Whose Money Is It Anyway?

When our country needs help, shouldn’t we all contribute more according to our ability for the sake of the common good? Some to their credit are willing to do just that, but others keep coming up with reasons why they should be left alone. One argument suggests what money individuals make is their business and no one else has a right to demand a share of it. Another claim that because of the ‘Debt Crisis’ there is simply no money left to share with anyone. And finally, there are those who insist that what spare money there is should only be lent to private individuals and firms, but it must not be invested in any form of public provisions.

Let us look at these arguments one by one.

For a start, it is obvious that though some people know how to make a lot of money, it does not necessarily follow they have a right to keep that money. For example, there is no legitimacy to the money-making activities of those who push narcotic drugs, traffick people, steal, con, or extort from others. There are also problems with people who pollute, promote addictive consumption, or tempt others into taking excessive risks with their money or their health. In all such cases, society has an interest in deciding what laws and policies should be put in place to curb the activities in question, which may involve taxing, fining or even confiscating the proceeds generated by them.

Apart from taking money from those who have acquired it by dubious means, a democratic state also has a responsibility to ensure sufficient resources are pooled together to deal with threats which would otherwise harm society. This can’t be left to individuals to chip in as they see fit, for the simple reason that there are inevitably freeriders who would try to benefit from the pot without sparing any of their own fortune.

At this point we hear the familiar cry of “There’s no money.” But has all the money really disappeared? In the UK, unclaimed assets – money sitting in accounts with no claimant – are conservatively estimated to stand at £77billion. Evasion and avoidance of taxes stash away another £120billion. And corporations outside the financial sector (ie they are not banks) are sitting on cash reserves of £756billion (Ernst & Young estimate). In truth there is plenty of money, the question is what should be done with it.

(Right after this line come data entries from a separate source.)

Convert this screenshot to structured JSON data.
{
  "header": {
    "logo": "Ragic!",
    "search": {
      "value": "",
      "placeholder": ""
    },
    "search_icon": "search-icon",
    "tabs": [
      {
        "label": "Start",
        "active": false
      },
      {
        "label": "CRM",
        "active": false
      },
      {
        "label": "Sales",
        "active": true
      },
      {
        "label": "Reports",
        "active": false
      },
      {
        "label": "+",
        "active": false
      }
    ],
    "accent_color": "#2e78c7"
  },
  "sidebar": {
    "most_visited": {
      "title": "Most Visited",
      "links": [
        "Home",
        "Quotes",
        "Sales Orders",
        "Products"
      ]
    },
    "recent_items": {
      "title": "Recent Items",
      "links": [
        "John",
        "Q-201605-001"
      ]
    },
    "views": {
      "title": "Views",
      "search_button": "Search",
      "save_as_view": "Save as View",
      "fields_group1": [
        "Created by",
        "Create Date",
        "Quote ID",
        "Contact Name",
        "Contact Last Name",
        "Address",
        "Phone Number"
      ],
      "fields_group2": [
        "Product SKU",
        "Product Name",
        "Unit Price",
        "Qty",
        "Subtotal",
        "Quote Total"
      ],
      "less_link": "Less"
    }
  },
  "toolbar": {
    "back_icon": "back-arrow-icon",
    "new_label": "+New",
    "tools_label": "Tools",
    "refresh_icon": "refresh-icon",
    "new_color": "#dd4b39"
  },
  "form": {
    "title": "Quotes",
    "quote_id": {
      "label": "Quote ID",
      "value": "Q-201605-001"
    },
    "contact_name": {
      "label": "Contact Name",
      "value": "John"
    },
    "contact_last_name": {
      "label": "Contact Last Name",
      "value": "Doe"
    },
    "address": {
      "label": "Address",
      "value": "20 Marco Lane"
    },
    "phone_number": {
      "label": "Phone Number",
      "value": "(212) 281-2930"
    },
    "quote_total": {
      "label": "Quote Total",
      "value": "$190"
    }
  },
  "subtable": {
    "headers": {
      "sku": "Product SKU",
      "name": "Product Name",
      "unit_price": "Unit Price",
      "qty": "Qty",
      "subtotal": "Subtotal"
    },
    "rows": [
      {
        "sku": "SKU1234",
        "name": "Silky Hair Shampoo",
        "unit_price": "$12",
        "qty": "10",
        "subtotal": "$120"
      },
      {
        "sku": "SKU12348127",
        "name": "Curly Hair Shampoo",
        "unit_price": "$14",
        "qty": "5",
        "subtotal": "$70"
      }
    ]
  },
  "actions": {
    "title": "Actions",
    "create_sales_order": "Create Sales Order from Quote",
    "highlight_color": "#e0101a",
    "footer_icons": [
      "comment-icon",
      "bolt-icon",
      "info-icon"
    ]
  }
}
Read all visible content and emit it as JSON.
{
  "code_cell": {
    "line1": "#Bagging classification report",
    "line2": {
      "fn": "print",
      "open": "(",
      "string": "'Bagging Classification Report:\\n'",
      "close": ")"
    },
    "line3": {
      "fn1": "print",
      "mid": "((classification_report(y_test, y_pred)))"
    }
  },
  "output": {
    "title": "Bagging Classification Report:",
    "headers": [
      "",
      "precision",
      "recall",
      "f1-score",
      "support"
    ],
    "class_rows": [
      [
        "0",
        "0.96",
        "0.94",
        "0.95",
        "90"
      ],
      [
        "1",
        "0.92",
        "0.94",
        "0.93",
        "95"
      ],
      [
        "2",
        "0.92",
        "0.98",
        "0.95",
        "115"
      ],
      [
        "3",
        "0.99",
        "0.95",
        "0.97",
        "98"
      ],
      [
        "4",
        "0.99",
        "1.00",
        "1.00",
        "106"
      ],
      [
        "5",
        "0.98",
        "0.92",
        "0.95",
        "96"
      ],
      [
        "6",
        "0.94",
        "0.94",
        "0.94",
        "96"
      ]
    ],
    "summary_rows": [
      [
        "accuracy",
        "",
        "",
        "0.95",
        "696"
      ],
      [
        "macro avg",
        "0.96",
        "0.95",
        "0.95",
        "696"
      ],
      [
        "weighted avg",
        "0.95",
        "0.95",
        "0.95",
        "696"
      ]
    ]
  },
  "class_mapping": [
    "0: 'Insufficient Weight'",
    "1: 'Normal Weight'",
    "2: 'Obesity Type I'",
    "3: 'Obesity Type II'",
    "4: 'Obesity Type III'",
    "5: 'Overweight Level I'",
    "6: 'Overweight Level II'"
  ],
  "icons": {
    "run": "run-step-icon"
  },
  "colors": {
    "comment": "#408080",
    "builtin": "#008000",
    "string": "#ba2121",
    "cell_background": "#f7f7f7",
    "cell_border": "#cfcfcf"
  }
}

Many people seem to forget that when the banking sector was in danger of collapsing, it took bailout money from us via the state (estimate fluctuates between £500billion to 1trillion). Now the UK banks sit on assets of nearly £7trillion and pay out £13billion in bonuses (2012), yet some still pretend it would be sacrilegious to suggest that they should help the country by loaning, investing, or paying a windfall contribution to fund public works to revive the economy. These same people urge the banks to lend more to the private sector when private debt as % of GDP is six times higher than that of the public sector debt. Furthermore, while this approach is showing no sign of generating growth, a definitive study* has confirmed that a fiscal expansion funded by borrowing will lead to growth, and with the current unemployment level, reduce the deficit.

Let’s start using our country’s money more wisely.

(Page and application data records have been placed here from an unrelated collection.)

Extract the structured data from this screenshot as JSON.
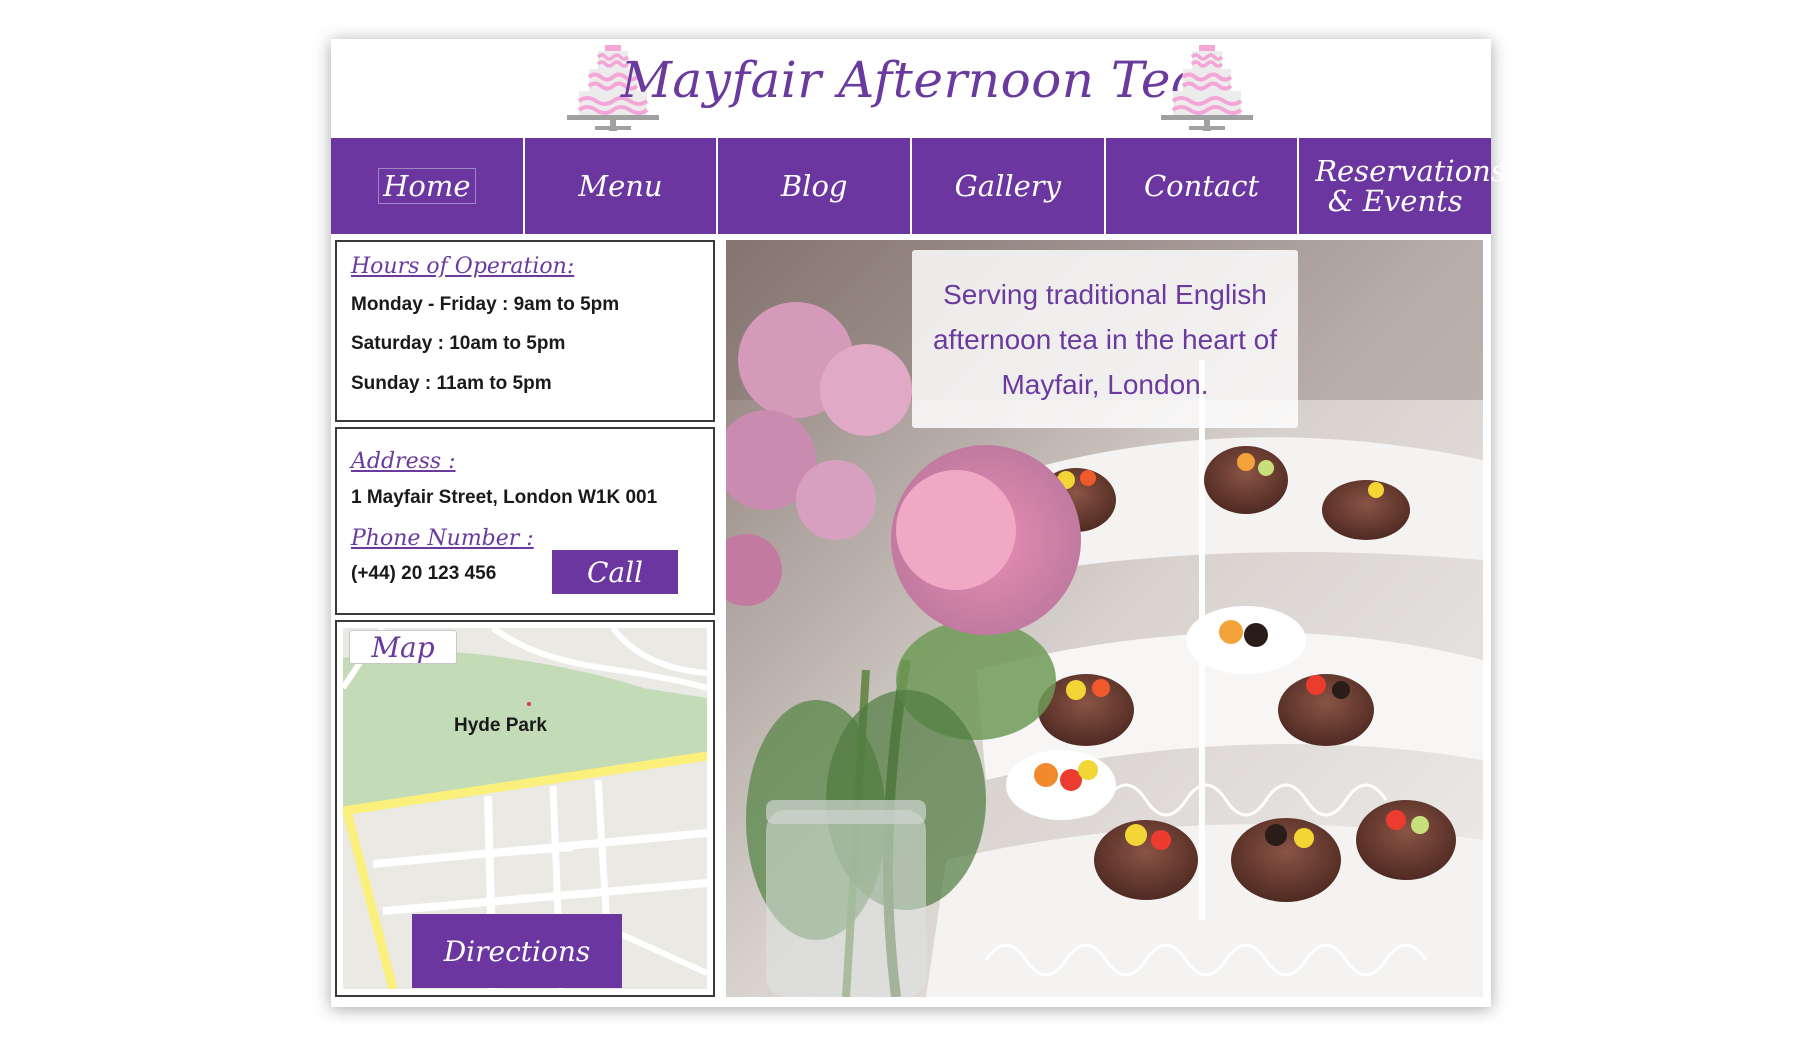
{
  "header": {
    "title": "Mayfair Afternoon Tea"
  },
  "nav": {
    "items": [
      {
        "label": "Home"
      },
      {
        "label": "Menu"
      },
      {
        "label": "Blog"
      },
      {
        "label": "Gallery"
      },
      {
        "label": "Contact"
      },
      {
        "label": "Reservations & Events"
      }
    ],
    "active": "Home"
  },
  "hours": {
    "heading": "Hours of Operation:",
    "lines": [
      "Monday - Friday : 9am to 5pm",
      "Saturday : 10am to 5pm",
      "Sunday : 11am to 5pm"
    ]
  },
  "contact": {
    "address_heading": "Address :",
    "address": "1 Mayfair Street, London W1K 001",
    "phone_heading": "Phone Number :",
    "phone": "(+44) 20 123 456",
    "call_label": "Call"
  },
  "map": {
    "tab_label": "Map",
    "park_label": "Hyde Park",
    "directions_label": "Directions"
  },
  "hero": {
    "tagline": "Serving traditional English afternoon tea in the heart of Mayfair, London."
  },
  "colors": {
    "brand_purple": "#6b36a0",
    "heading_purple": "#6a3a9e",
    "park_green": "#c3dbb7",
    "road_yellow": "#fbf07c"
  },
  "icons": {
    "logo": "cake-icon"
  }
}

[*The Economic Consequences of Mr Osborne - Fiscal Consolidation: lessons from a century of UK macroeconomic statistics, by V Chick & A Pettifor, University College London & Policy Research in Macroeconomics, 2010, revised 2011]